Is last year's bumper crop of lemons the main ingredient for this year's success?
Here's a book with plenty of reasons why yes is the answer.
Rethink, Smashing the Myths of Women in Business
Andi Simon, Ph.D.
Non-fiction business biography
Fast Company Press (Greenleaf Book Group, distributor)
January 5, 2021
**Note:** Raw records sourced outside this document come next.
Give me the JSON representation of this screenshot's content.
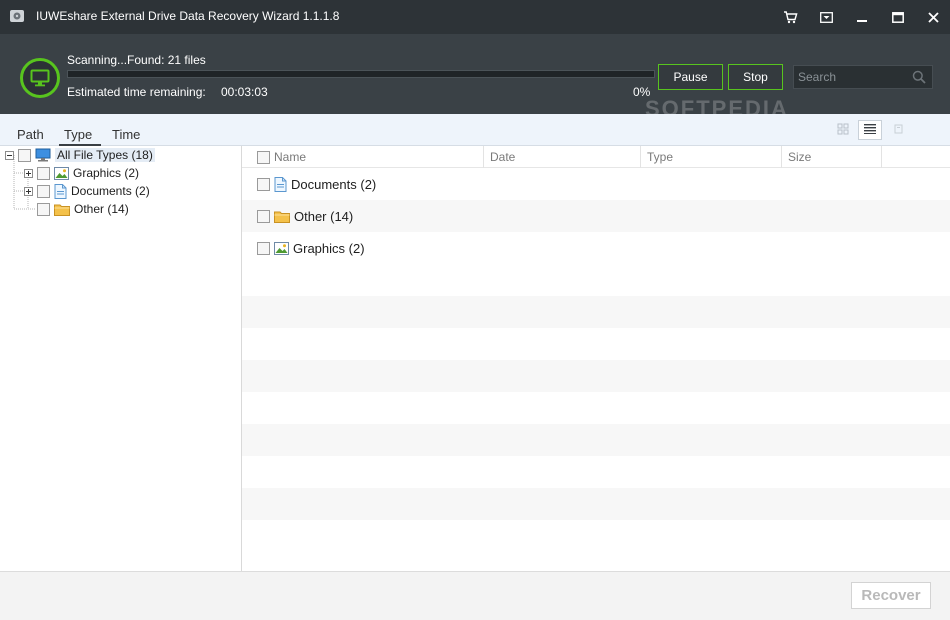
{
  "window": {
    "title": "IUWEshare External Drive Data Recovery Wizard 1.1.1.8",
    "icons": [
      "app-icon",
      "cart-icon",
      "menu-dropdown-icon",
      "minimize-icon",
      "maximize-icon",
      "close-icon"
    ]
  },
  "scan": {
    "status": "Scanning...Found: 21 files",
    "eta_label": "Estimated time remaining:",
    "eta_value": "00:03:03",
    "percent_text": "0%",
    "progress": 0.0,
    "pause_label": "Pause",
    "stop_label": "Stop",
    "search_placeholder": "Search"
  },
  "tabs": [
    {
      "label": "Path"
    },
    {
      "label": "Type",
      "selected": true
    },
    {
      "label": "Time"
    }
  ],
  "view_modes": [
    "thumbnail-view-icon",
    "list-view-icon",
    "details-view-icon"
  ],
  "tree": {
    "root": "All File Types (18)",
    "children": [
      {
        "label": "Graphics (2)",
        "icon": "image-icon",
        "expandable": true
      },
      {
        "label": "Documents (2)",
        "icon": "document-icon",
        "expandable": true
      },
      {
        "label": "Other (14)",
        "icon": "folder-icon",
        "expandable": false
      }
    ]
  },
  "list": {
    "columns": [
      "Name",
      "Date",
      "Type",
      "Size"
    ],
    "rows": [
      {
        "name": "Documents (2)",
        "icon": "document-icon"
      },
      {
        "name": "Other (14)",
        "icon": "folder-icon"
      },
      {
        "name": "Graphics (2)",
        "icon": "image-icon"
      }
    ]
  },
  "footer": {
    "recover_label": "Recover"
  },
  "watermark": "SOFTPEDIA",
  "colors": {
    "titlebar": "#2d3337",
    "scanpanel": "#3a4146",
    "accent_green": "#58c41e",
    "tabstrip": "#eef4fb"
  }
}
At a time when the world is reeling from being forced to improvise almost everything on a daily basis, Rethink profiles eleven women, including the author, whose lives and professional careers are prime examples of adaptability that defy entrenched gendered expectations. Invisible barriers to achievement in science, management, finance, and other industries are examined through the lenses of these accomplished women's experiences. Their profiles make for compelling reading and comprise the majority of the text, which is its strength. Notable reading frustrations include points of view and blanket statements that reinforce a narrow focus on a hetero, privileged, Anglo gender binary as the presumptive frame of reference. The author's advice leans heavily toward putting the burden of change on women rather than on strategies for systemic changes to eliminate the institutionalized career blockages formed from rampant sexism, misogyny, LGBTQUIA-phobia, and racism that hinder women from reaching the highest levels of academic and professional achievement—at least until Delora Tyler's feature in the “Myth 9” chapter. There, toward the end of the book is where Rethink explicitly acknowledges specific layers of codified oppression and exclusion in the workplace. Unfortunately, the concluding remarks undercut that refreshing candor by swinging back toward burdening the individual for cultural failings with this statement:
“Like Delora, African American women entrepreneurs must be more self-confident and build their resilience.”
The underlying assumption that Black women in particular, and girls and women in general, are inherently lacking in self-confidence and resilience is the fundamental weakness in this otherwise exceptional collection of assorted blueprints for success and effective leadership with an emphasis on the importance of company culture.
Dr. Simon is a corporate anthropologist and those critical thinking and observational strengths provide narrative stability and anchor the rational layering of ideas. She refers to credible studies that quantitatively confirm the effective leadership of female CEOs for companies that consistently perform as well or better than those headed by men. It seems like a missed opportunity to connect, or at least acknowledge, these facts with the themes discussed in Reviving Ophelia and other works that track the ways in which society undercuts and warps girls' and women's self-actualization, which starts as being comparable to boys'.
A foreword; three parts that layout the intention, eleven common myths about women in the workplace, a conclusion that speculates about future myths; and resources, discussion questions, and a list of organizations, plus acknowledgments [sic], and an index offer readers inspiration, validation, motivation, practical strategies, and tools to initiate or reignite pursuit of their most ambitious professional goals. Rethink is a call to action for the New Year.
And speaking of bumper crops...
Romance fiction yielded a bountiful selection of outstanding tales in 2020. Here are three reads that closed out the year with fireworks. (The Washington Post agrees.)
Find my reviews for them here:
The Duke Who Didn't
Season of the Wolf
Contemporary supernatural romance
Sourcebooks Casablanca, August 2020
A Touch of Stone and Snow (A Gathering of Dragons #2)
Fantasy adventure romance
Berkley, July 2020
(This links directly to the review for aToSaS despite "season-of-the-wolf".:-)